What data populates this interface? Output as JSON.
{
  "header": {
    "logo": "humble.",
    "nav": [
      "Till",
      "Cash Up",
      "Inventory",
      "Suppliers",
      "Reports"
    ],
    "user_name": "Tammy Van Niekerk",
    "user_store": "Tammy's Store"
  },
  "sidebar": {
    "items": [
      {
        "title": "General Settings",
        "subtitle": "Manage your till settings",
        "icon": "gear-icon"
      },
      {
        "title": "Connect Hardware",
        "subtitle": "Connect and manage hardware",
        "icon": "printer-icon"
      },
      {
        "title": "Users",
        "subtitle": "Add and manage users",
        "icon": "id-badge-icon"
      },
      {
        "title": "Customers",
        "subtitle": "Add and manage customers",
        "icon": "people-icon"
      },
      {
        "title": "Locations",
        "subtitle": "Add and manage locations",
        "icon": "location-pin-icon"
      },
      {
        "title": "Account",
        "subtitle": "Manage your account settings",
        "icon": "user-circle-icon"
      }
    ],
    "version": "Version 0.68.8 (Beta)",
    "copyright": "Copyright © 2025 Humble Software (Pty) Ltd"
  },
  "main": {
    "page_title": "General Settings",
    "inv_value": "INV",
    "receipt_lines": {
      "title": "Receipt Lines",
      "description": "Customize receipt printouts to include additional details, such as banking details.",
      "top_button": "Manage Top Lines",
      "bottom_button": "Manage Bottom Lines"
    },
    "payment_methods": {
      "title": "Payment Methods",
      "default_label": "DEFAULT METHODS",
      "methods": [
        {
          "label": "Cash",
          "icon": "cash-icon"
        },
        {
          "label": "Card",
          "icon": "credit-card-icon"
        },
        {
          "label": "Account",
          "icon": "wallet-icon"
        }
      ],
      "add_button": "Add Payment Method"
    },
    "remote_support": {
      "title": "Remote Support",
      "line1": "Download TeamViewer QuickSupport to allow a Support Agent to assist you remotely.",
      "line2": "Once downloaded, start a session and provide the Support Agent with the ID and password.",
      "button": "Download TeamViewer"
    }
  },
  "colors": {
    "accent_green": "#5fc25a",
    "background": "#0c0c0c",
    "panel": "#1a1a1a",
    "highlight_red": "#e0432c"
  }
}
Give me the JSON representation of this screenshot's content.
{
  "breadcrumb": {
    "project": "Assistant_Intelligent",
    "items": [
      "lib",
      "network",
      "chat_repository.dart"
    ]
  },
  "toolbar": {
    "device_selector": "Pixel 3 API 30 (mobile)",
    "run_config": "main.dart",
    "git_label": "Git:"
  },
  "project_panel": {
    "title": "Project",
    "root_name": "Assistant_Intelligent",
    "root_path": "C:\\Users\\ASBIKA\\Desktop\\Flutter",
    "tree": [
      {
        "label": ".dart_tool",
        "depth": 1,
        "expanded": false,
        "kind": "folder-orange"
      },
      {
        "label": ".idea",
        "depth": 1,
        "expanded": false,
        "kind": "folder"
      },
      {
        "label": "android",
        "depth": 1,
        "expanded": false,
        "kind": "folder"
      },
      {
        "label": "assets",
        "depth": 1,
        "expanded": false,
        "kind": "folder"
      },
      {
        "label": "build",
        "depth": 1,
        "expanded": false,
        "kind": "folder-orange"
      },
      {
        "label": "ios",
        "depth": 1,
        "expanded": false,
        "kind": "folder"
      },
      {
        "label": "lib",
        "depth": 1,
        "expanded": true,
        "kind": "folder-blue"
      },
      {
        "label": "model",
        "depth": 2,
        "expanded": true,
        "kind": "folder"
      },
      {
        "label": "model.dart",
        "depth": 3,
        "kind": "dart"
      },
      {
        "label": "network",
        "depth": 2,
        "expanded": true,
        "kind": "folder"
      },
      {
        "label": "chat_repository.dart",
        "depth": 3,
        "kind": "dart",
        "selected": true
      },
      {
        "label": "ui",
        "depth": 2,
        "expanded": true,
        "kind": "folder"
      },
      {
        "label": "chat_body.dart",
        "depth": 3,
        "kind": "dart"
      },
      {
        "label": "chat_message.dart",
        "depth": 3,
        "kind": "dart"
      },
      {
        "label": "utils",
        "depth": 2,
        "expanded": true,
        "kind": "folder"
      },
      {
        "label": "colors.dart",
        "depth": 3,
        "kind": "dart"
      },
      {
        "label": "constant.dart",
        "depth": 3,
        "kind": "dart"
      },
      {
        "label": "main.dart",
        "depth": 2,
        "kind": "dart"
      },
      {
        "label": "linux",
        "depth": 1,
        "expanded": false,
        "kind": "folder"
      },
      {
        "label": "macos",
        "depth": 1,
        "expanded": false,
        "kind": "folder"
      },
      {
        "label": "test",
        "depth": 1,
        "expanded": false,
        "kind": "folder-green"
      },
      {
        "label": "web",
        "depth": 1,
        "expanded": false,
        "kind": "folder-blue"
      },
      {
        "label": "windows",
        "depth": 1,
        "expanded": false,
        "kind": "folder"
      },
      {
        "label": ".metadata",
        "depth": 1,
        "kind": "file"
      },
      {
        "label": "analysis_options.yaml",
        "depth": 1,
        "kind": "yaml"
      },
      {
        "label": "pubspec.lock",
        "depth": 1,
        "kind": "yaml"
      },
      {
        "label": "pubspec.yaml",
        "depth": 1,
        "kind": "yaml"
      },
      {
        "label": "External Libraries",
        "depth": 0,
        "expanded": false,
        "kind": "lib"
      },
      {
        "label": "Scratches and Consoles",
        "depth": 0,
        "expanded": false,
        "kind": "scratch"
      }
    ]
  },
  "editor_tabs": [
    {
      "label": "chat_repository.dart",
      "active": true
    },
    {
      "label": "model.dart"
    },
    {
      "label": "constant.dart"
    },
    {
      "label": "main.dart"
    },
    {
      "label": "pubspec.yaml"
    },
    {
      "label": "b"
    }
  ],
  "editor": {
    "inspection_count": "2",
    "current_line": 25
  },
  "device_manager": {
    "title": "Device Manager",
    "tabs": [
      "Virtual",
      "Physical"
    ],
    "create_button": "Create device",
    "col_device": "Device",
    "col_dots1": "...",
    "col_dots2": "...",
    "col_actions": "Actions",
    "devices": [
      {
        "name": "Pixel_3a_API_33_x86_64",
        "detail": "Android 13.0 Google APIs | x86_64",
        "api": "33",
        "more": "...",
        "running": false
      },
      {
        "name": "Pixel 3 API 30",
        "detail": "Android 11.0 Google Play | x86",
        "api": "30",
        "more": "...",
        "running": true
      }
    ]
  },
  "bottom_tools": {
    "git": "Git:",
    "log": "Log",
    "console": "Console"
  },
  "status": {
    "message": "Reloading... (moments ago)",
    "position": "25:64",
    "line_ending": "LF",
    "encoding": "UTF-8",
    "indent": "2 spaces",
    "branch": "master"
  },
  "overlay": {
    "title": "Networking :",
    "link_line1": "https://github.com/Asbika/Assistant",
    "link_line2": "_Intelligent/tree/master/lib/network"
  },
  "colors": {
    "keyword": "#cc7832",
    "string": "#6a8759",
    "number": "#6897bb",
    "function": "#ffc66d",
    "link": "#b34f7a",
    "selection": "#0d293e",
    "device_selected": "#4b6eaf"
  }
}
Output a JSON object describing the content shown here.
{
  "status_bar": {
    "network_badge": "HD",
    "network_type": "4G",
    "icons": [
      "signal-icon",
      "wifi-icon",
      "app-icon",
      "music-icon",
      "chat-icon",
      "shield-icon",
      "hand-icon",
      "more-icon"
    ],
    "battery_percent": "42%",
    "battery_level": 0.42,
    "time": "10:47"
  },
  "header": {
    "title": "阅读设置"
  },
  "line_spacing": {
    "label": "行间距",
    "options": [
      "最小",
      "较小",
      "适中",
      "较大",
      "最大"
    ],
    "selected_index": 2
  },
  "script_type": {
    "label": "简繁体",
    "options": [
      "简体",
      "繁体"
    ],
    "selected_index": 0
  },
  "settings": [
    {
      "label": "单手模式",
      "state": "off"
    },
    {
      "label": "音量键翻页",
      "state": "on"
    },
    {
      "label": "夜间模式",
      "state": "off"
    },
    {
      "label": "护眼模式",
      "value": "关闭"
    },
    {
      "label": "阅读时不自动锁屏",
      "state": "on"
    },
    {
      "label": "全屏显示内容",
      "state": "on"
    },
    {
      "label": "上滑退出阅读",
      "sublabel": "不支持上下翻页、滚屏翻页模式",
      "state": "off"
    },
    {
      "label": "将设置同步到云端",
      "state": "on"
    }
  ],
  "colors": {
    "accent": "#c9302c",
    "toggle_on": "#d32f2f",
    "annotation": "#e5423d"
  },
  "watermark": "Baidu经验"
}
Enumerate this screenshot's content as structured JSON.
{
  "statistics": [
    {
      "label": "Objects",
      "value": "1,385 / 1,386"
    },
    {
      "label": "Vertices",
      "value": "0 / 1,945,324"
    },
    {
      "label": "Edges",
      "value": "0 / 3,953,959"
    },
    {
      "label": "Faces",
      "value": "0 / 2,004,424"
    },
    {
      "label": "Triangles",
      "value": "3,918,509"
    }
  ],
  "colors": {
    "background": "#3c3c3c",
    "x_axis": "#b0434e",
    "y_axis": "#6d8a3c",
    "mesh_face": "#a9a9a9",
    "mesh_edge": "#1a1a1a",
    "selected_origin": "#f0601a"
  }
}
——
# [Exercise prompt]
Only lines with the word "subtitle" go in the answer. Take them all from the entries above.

# [Task answer]
        "subtitle": "Manage your till settings",
        "subtitle": "Connect and manage hardware",
        "subtitle": "Add and manage users",
        "subtitle": "Add and manage customers",
        "subtitle": "Add and manage locations",
        "subtitle": "Manage your account settings",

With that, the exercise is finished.